  • Funding: This study was supported by grants from the National Heart, Lung, and Blood Institute (N01-HC-95178, N01-HC-95179, N01-HC-95180, N01-HC-95181, N01-HC-95182, N01-HC-95183, N01-HC-95184, IAA-Y1-HC-9035, and IAA-Y1-HC-1010); by other components of the National Institutes of Health, including the National Institute of Diabetes and Digestive and Kidney Diseases, the National Institute on Aging, and the National Eye Institute; by the Centers for Disease Control and Prevention; and by General Clinical Research Centers. The following companies provided study medications, equipment, or supplies: Abbott Laboratories, Amylin Pharmaceuticals, AstraZeneca, Bayer HealthCare, Closer Healthcare, GlaxoSmithKline, King Pharmaceuticals, Merck, Novartis, Novo Nordisk, Omron Healthcare, Sanofi-Aventis, and Schering-Plough.

  • Competing interests: RMB receives research grant support and/or is a member of a scientific advisory board for the following companies: Amylin Pharmaceuticals, Abbott Diabetes Care, Bayer, Eli Lilly, Intuity Medical, LifeScan, Mannkind, Medtronic-Minimed, National Institutes of Health, Novo Nordisk, ResMed, Roche, Sanofi-Aventis, Valeritas, and UnitedHealth Group. All the above activities are performed under contract with the non-profit Park Nicollet Institute and the International Diabetes Center, Minneapolis, MN, USA. RMB receives no personal compensation for any of these activities. He also inherited Merck stock. JBB is a shareholder of Insulet. Under contracts with his employer, JBB has been an investigator, consultant, or speaker for Amylin Pharmaceuticals, Bayhill Therapeutics, Becton, Dickinson and Company Research Laboratories, Bristol-Myers Squibb, Dexcom, Eli Lilly, GlaxoSmithKline, Intekrin, Intuity Medical, Johnson & Johnson, MannKind, Medtronic, Merck, MicroIslet, Novartis, Novo Nordisk, Osiris, Pfizer, Roche, Sanofi-Aventis, Transition Therapeutics, and Wyeth. BH is a full-time employee of Lilly USA (Endocrine), Indianapolis, IN, USA. ERS has been reimbursed by Pfizer for participating in the review of applications for visiting professorships and has been a paid consultant for Merck. WIS receives research funds from GlaxoSmithKline and has been reimbursed by Merck as a consultant at a Global Experts Forum. The remaining authors declare no competing interests.

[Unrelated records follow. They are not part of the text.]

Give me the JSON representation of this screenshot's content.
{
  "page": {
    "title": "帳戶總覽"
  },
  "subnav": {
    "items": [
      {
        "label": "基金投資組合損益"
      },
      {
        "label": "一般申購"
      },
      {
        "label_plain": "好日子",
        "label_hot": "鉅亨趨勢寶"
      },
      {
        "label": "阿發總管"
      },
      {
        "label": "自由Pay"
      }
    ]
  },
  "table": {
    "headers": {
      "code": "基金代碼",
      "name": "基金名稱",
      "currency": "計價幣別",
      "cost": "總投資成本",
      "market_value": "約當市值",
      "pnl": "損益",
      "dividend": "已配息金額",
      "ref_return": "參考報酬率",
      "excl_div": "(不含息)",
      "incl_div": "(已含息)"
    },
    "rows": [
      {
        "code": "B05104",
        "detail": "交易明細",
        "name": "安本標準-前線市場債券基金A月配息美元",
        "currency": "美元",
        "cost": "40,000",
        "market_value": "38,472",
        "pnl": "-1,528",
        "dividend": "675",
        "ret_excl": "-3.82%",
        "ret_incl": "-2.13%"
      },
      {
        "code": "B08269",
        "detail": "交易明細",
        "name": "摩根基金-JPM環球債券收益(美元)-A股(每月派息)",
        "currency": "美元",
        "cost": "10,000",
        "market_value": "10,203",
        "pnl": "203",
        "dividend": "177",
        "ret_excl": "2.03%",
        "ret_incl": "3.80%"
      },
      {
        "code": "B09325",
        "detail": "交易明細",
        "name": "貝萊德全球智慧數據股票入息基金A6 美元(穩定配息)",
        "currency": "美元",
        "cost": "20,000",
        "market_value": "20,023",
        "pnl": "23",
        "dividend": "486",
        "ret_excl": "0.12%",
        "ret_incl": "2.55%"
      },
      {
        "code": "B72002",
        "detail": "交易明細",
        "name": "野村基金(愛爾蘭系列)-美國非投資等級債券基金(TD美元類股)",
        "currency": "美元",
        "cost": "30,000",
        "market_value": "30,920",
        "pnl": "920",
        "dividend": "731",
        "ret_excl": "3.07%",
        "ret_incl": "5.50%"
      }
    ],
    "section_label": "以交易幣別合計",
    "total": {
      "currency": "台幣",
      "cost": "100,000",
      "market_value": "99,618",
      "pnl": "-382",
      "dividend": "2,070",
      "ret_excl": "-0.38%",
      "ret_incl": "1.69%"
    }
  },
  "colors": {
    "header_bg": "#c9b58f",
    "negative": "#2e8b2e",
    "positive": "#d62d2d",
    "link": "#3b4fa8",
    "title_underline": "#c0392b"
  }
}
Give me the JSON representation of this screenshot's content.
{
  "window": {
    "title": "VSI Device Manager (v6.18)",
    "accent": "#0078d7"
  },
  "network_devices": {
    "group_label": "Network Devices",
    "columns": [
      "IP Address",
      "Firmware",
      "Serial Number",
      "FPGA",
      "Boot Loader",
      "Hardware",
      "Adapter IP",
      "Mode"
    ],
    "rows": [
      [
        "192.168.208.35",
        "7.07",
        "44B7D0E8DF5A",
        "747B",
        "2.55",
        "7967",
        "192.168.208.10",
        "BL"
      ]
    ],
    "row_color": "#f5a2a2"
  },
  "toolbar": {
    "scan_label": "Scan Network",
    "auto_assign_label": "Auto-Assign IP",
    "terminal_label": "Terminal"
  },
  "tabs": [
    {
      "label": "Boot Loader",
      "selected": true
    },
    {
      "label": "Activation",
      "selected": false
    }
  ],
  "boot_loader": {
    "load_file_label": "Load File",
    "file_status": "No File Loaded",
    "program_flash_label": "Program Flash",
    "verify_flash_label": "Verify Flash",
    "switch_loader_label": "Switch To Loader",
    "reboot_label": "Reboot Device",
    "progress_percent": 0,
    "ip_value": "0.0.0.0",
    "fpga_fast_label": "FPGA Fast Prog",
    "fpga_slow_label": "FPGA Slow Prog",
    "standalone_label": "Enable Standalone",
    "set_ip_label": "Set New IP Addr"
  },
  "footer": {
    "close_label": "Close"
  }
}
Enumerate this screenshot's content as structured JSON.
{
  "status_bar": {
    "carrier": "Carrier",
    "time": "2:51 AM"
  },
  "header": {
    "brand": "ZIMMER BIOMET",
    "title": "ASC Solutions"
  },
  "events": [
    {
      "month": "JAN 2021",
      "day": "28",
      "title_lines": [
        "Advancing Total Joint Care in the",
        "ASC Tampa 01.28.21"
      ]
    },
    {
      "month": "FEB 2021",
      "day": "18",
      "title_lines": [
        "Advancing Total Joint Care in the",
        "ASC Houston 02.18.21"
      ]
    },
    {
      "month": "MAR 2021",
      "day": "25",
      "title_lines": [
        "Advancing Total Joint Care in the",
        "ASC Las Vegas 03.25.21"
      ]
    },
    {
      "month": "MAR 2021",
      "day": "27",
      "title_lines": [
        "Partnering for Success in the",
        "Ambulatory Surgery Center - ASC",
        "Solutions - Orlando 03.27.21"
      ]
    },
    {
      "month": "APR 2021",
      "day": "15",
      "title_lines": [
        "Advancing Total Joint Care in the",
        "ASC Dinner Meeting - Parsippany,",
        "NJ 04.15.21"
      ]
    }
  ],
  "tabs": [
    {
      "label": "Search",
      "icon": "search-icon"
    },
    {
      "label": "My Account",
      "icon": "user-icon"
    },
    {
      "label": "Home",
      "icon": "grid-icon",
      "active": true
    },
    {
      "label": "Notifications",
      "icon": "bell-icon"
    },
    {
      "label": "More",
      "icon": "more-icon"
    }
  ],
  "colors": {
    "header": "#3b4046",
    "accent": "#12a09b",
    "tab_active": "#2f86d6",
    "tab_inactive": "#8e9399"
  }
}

  • Ethical approval: The proposal for this research was approved by the Wake Forest University Health Sciences Institutional Review Board and the review boards of all participating universities.

  • Data Sharing: No additional data are available at this time.

This is an open-access article distributed under the terms of the Creative Commons Attribution Non-commercial License, which permits use, distribution, and reproduction in any medium, provided the original work is properly cited, the use is non commercial and is otherwise in compliance with the license. See: and

View Full Text